Use these tips to toast to good health this New Year.
Written by: Cielestia Calbay
The holiday season is notorious for indulgent eating and drinking. But some of us get so caught up with staying on track and fighting the urge to over-eat that we forget about the calories we can accumulate by over-drinking. Over-drinking not only results in unwanted calories, but can also reduce your “healthy-eating” inhibitions. Before you know it, you could be mindlessly reaching for that second slice of pie. So before you work the party circuit and raise your glass on New Year’s Eve, check out these tips to help you truly toast to good health.
Mixers, syrups and sodas can give you more than just a sugar rush. The standard 1.5-ounce serving of 80-proof alcohol has 96 calories even before you add any mixers. “Keep away from mixed drinks. Instead, use soda water or stick to tequila or potato vodka – this will keep you way ahead of the game,” says trainer Todd Rushworth. “I like to alternate a glass of water between drinks to keep my hand occupied and my stomach full and hydrated.”
Dilute Your Drink
If vodka-cran is your cocktail staple, try mixing soda water with a splash of cranberry juice and a squeeze of lime instead. “It’s okay to mix to drinks but there are many different ways to naturally flavor your cocktails. Strawberries, lime and lemon juices aren’t loaded with sugar and are a refreshing way to add some color and freshness to your cocktails,” said Caleb King, a mixologist with SBE Entertainment. Additionally, a recent study found that adding ethanol, which is found in vodka, to blackberries and strawberries boosts their antioxidant levels. King also advises to stay away from shots, as the average shot has about 70 to 90 calories.
Separate Your Lights and Darks

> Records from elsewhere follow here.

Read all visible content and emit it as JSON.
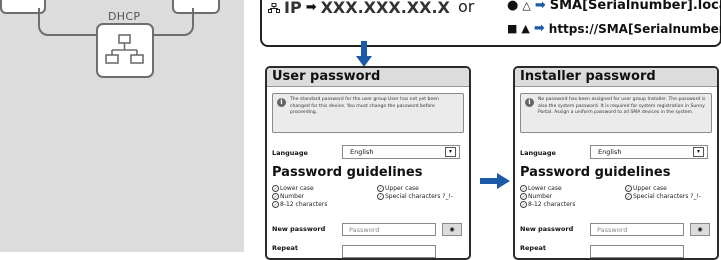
{
  "dhcp_label": "DHCP",
  "url_box": {
    "ip_prefix": "IP",
    "ip_value": "XXX.XXX.XX.X",
    "or_word": "or",
    "mac_url": "SMA[Serialnumber].local",
    "win_url": "https://SMA[Serialnumber]"
  },
  "user_panel": {
    "title": "User password",
    "info": "The standard password for the user group User has not yet been changed for this device. You must change the password before proceeding.",
    "language_label": "Language",
    "language_value": "English",
    "guidelines_title": "Password guidelines",
    "rules": [
      "Lower case",
      "Upper case",
      "Number",
      "Special characters ?_!-",
      "8-12 characters"
    ],
    "new_password_label": "New password",
    "new_password_placeholder": "Password",
    "repeat_label": "Repeat"
  },
  "installer_panel": {
    "title": "Installer password",
    "info": "No password has been assigned for user group Installer. The password is also the system password. It is required for system registration in Sunny Portal. Assign a uniform password to all SMA devices in the system.",
    "language_label": "Language",
    "language_value": "English",
    "guidelines_title": "Password guidelines",
    "rules": [
      "Lower case",
      "Upper case",
      "Number",
      "Special characters ?_!-",
      "8-12 characters"
    ],
    "new_password_label": "New password",
    "new_password_placeholder": "Password",
    "repeat_label": "Repeat"
  },
  "colors": {
    "arrow": "#1a5aa6",
    "panel_header": "#dcdcdc",
    "left_bg": "#dcdcdc"
  },
  "icons": [
    "network-icon",
    "apple-icon",
    "linux-icon",
    "windows-icon",
    "android-icon",
    "info-icon",
    "eye-icon",
    "chevron-down-icon"
  ]
}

“Dark spirits like cognacs and whisky are higher in carbs and sugar than clear liquors like vodka and gin, which are recommended,” said King. Dark liquors also have higher congener levels, which have the tendency to produce worse hangovers. Congeners refer to the by-products created during the alcohol fermentation process.